     Building A Legacy

When the teams are not together, they are still working towards an upgraded baseball future. The official Rock Canyon baseball “Legacy Project” is a project run by the coaches to improve the baseball facility. Players and parents alike help fundraise through activities like selling Rockies tickets, running casino nights and parent outings, and collecting direct donations.

In 2020, five major goals were accomplished: the previous dirt and live grass of the infield were replaced with new turf, the dugout was expanded, batting cages, plyo walls, and a bullpen were added to the left field, and the player/coach clubhouse was improved, with lockers and a meeting area. 

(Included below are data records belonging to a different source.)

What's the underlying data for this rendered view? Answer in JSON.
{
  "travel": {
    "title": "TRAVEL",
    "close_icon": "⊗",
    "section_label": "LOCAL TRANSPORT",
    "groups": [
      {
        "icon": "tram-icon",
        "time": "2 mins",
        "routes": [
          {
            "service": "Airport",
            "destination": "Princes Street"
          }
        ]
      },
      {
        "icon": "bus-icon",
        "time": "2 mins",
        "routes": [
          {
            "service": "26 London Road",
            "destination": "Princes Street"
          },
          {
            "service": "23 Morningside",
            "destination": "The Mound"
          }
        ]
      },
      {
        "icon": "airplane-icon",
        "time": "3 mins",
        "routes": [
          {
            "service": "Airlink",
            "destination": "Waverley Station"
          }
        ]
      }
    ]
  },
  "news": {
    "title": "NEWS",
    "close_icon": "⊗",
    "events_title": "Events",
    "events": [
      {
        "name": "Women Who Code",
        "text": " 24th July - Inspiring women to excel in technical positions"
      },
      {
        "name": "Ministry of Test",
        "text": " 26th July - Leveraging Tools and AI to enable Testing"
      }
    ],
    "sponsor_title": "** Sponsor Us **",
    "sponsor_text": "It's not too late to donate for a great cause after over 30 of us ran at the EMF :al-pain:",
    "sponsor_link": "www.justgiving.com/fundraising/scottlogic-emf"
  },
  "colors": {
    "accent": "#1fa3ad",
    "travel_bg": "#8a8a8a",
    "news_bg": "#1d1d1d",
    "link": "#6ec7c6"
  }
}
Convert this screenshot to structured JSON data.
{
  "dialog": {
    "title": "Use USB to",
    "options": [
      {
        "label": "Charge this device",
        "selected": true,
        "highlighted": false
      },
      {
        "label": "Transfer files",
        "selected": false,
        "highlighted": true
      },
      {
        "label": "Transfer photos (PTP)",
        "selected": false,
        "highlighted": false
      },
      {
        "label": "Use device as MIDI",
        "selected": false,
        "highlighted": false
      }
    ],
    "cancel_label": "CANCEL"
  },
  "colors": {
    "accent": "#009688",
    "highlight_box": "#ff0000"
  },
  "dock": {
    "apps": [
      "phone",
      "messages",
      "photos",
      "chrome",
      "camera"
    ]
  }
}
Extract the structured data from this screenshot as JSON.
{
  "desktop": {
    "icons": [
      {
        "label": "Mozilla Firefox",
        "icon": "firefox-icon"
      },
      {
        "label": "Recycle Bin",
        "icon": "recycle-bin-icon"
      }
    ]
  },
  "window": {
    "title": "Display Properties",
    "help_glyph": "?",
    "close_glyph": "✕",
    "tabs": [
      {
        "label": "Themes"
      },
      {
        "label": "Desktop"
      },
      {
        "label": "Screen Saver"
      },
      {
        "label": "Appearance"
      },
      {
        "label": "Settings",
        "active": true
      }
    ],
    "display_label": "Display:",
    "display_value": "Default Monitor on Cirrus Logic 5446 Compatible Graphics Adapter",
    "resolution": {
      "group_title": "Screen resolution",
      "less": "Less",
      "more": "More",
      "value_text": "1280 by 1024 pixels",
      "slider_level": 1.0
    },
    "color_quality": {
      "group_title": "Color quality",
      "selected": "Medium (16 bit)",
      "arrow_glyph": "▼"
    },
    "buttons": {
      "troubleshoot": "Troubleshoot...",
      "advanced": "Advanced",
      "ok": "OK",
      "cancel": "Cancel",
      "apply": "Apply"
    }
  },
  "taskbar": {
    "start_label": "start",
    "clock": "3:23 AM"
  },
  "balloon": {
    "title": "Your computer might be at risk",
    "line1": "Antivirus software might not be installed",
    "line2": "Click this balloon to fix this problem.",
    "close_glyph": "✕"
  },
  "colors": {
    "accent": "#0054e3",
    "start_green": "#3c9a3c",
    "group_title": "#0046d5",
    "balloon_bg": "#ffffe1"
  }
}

“The new infield is the best playing surface I’ve ever played on, it’s fantastic!” Coach Jack Burk said. “It’s special turf that plays like dirt and grass, so it’s not like a normal astroturf. It’s been really cool to see the changes and I know we’ve got some more planned that I’m really excited for. Hopefully, we’ll be renovating the batting cages, hitting area, getting some more along the left-field for like workouts and stuff, maybe getting some stuff for the students in the outfield behind the fence… I’m really excited to see what we can do,” Burk said.

As the weather improves, it is likely the refurbishments will pick up speed.

“When it stops snowing, I feel that a lot of players, including myself, will be motivated to use the new features outside of scheduled practices. The longer off-season allowed me to improve further, for me it consisted of a heavy training program in the gym alongside fundamental practices whenever the weather was nice. The Legacy program Dyer rolled out has created a great facility,” catcher Dexter Wenger ‘22 added. 

In the upcoming year, the team hopes to add a 10,000 square foot Indoor Training Facility near the home dugout, and permanent stadium bleachers to replace the current temporary stands.

     Playing Through COVID-19

“Because of COVID, we’ve had to have smaller groups for everything we do, and definitely are trying to take as many precautions as we can, with temperature checking and COVID tracing as best we can,” Coach Burk said. “We’ve been very safe and fortunate that we’ve been able to do what we have and we’ve been able to make the most of it. We’re fortunate to have the support of the school and the parents that we do, and the coaching staff to make this all possible.”

All players and coaches are required to wear masks while indoors, although they have more freedom while practicing outside, especially due to the naturally spaced-out positions of baseball. Because the spring training season teams have clearance to play as club teams instead of as school teams, the baseball program sticks to the current Colorado health and sports guidelines. The Colorado Department of Public Health & Environment stated in February that “the Executive Order does not state that you must wear a mask outdoors unless you are waiting on public or non-personal transportation. However, it is strongly recommended to wear a mask whenever you cannot keep a safe distance (at least 6 feet) from other people.” In spite of safety protocols followed, multiple RCHS baseball team members, including Head Coach Allan Dyer, have already been quarantined due to testing positive for COVID-19. 

     “We had an outbreak back in early February where we got shut down for two weeks. We were lifting and somebody was exposed in the weight room, some of our kids got COVID, and nobody could do anything for two weeks. I myself got COVID back in January, I think maybe our players got it and somebody passed it to me. Even with masks and everything, our guys still got it. We try to tell guys to stay away if they don’t feel well, we have a lot of antiseptics we keep around the field, we try the best we can,” Dyer said. “Thankfully, almost everybody’s healthy now. We have the biggest spring turnout of any school in the entire state, even just our buy-in from our players is one of the top in the state, if not the top. We have some very good older leadership, and our freshman and sophomore classes especially are really good this year even despite their recent quarantines.”